Buying sovereign bonds is politically and legally difficult for Draghi. The ECB’s founding treaty forbids it from financing governments. Draghi would also have to choose which countries’ bonds the central bank should acquire. If the ECB were to purchase debt proportionate to the size of its member countries, more than half would come from nations like Germany and France. Targeting peripheral countries could undermine efforts to make them rein in spending.
Draghi’s remarks yesterday nevertheless suggest that ECB officials are committed to new measures, whatever the challenges.
“True, we are left with a great deal of confusion as to which market exactly could be targeted, under which conditions, and when,” said Frederik Ducrozet, an economist at Credit Agricole CIB in Paris. Still, “what’s getting clearer by the day is that the ECB is now intellectually ready to react to the risk of a ‘lowflation’ with radical, non-conventional action.”
Draghi may need two months to build consensus on QE, Former ECB Executive Board member Lorenzo Bini Smaghi said in interview on Bloomberg Television in Cernobbio, Italy today.
“A decision by consensus or by unanimity is much more effective on the markets than one with a split majority,” he said. “In his thoughts probably it’s worth waiting one or two months to have a full consensus.”
Options open to the ECB include awarding banks with long-term loans on condition they lend it on to the broader economy. The bank could stop sterilizing the 175.5 billion euros ($241 billion) worth of government bonds it still holds from a previous purchase program, a step that would boost liquidity in money markets.
Or officials could buy private-sector debt. At the same time, Draghi acknowledged that this is more complicated because the market for asset-backed securities dried up during the financial crisis.
The trigger for any ECB action will be consumer price data over the coming months. While Draghi yesterday reiterated the ECB’s forecast that inflation would move toward its 2 percent ceiling by the end of 2016, the rate of price increases is only a quarter of that at present.
This month’s initial report on euro-area inflation is due on April 30.
“If annual inflation prints rise gradually towards 1 percent in the coming months and medium-term inflation expectations remain stable -- as we and, according to Mr. Draghi, the Governing Council expect -- we expect the ECB to refrain from engaging in further, more aggressive unconventional measures,” said Dirk Schumacher, a Frankfurt-based economist at Goldman Sachs Group Inc., which had forecast the benchmark rate would be cut to 0.1 percent yesterday. “We also no longer expect further easing in policy rates in the coming months.”

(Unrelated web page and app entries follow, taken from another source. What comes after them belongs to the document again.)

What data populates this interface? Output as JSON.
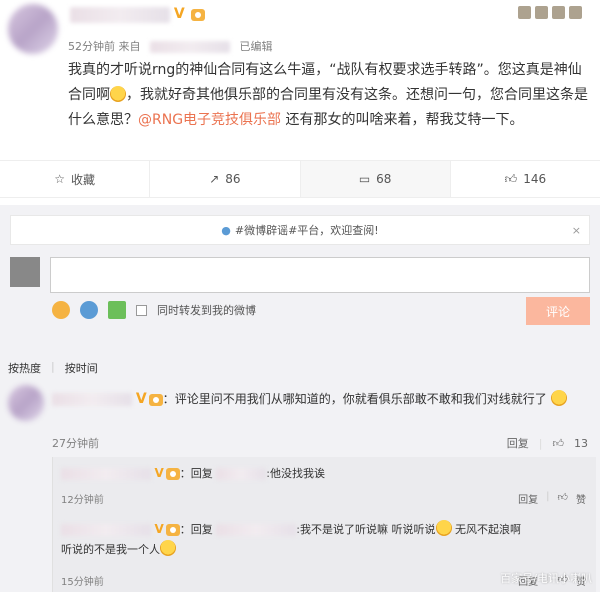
{
  "post": {
    "time": "52分钟前 来自",
    "edited": "已编辑",
    "text_part1": "我真的才听说rng的神仙合同有这么牛逼，“战队有权要求选手转路”。您这真是神仙合同啊",
    "text_part2": "，我就好奇其他俱乐部的合同里有没有这条。还想问一句，您合同里这条是什么意思？",
    "mention": "@RNG电子竞技俱乐部",
    "text_part3": " 还有那女的叫啥来着，帮我艾特一下。"
  },
  "actions": {
    "favorite": "收藏",
    "repost": "86",
    "comment": "68",
    "like": "146"
  },
  "notice": {
    "text": "#微博辟谣#平台，欢迎查阅!",
    "close": "×"
  },
  "composer": {
    "placeholder": "",
    "forward_label": "同时转发到我的微博",
    "submit": "评论"
  },
  "sort": {
    "hot": "按热度",
    "time": "按时间"
  },
  "comment1": {
    "text": "评论里问不用我们从哪知道的，你就看俱乐部敢不敢和我们对线就行了",
    "time": "27分钟前",
    "reply": "回复",
    "likes": "13"
  },
  "reply1": {
    "prefix": "回复",
    "text": ":他没找我诶",
    "time": "12分钟前",
    "reply": "回复",
    "like": "赞"
  },
  "reply2": {
    "prefix": "回复",
    "text1": ":我不是说了听说嘛 听说听说",
    "text2": " 无风不起浪啊",
    "text3": "听说的不是我一个人",
    "time": "15分钟前",
    "reply": "回复",
    "like": "赞"
  },
  "watermark": "百家号/电讯小喇叭"
}
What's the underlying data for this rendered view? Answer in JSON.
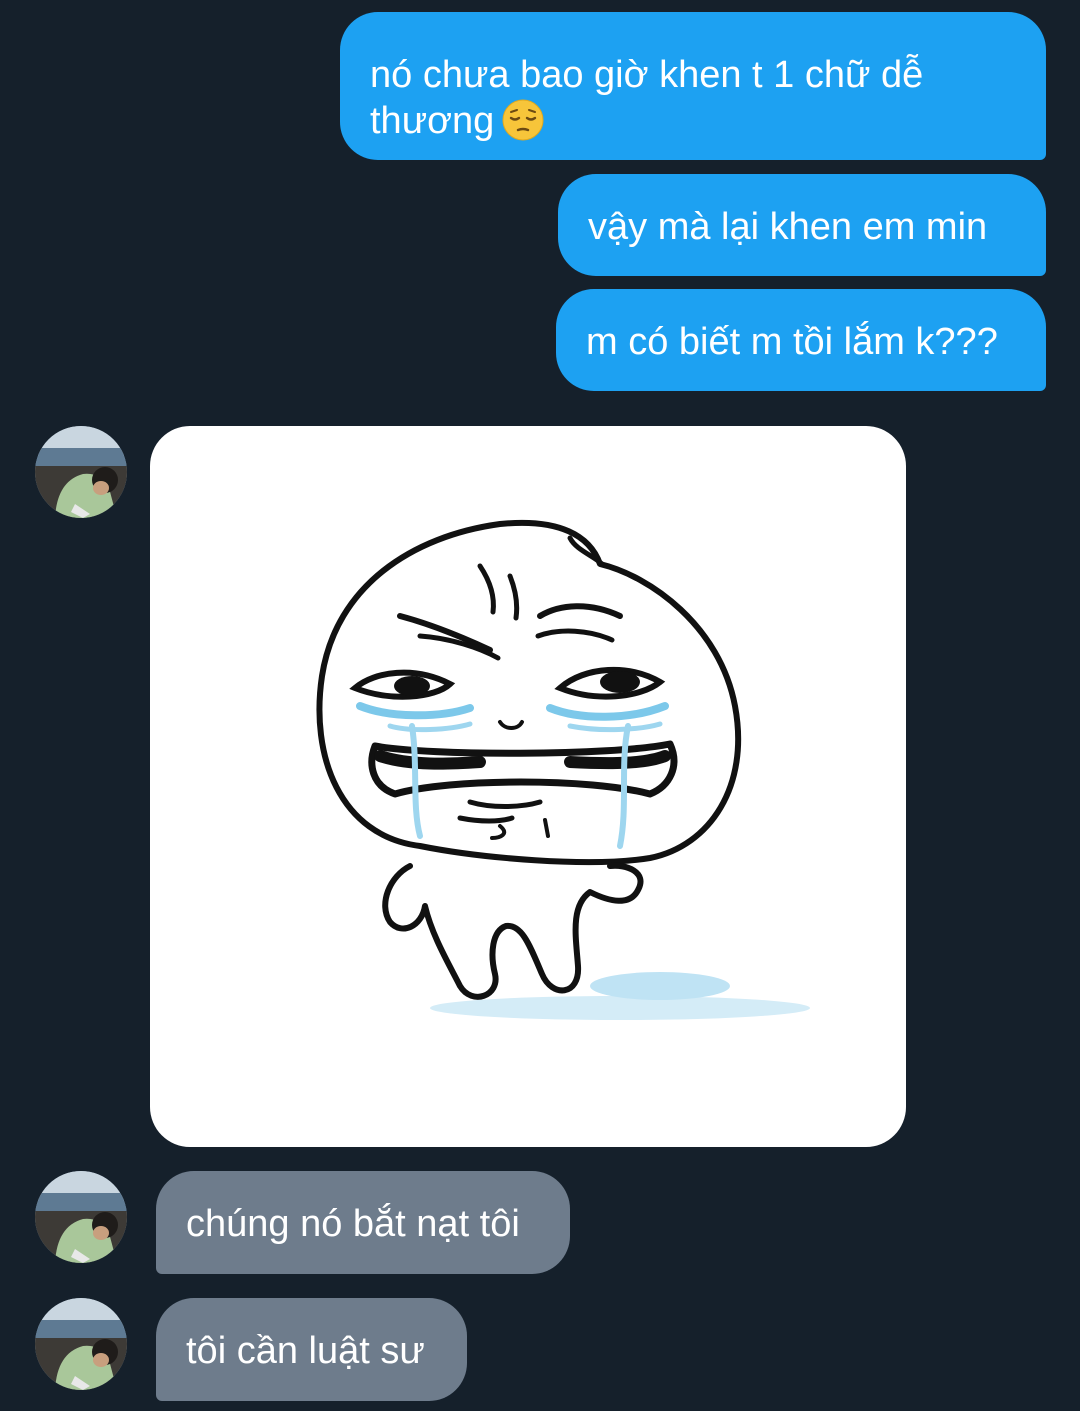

Any ECB decision to embark on asset purchases, of whatever shape, will be given added credibility by Bundesbank President Jens Weidmann’s endorsement last week. In an interview with Market News International he agreed to such a step in principle, signaling a departure for the German central bank, that has historically been suspicious of such measures.
Two German policy makers resigned over an earlier ECB bond purchase program and in the summer of 2012, Draghi had to cobble together a plan to save the euro against the opposition of Weidmann himself.
Now, Draghi needs to show what he will actually do after the “verbal pyrotechnics” have died down, said Richard Barwell, senior economist at Royal Bank of Scotland Group Plc in London.
“The Governing Council wanted to deliver a dovish press conference and to do that, the one thing the market really wanted to hear was that asset purchases are on table,” he said. “If they’re forced to do it, they will act, but my feeling is they’ll never get there.”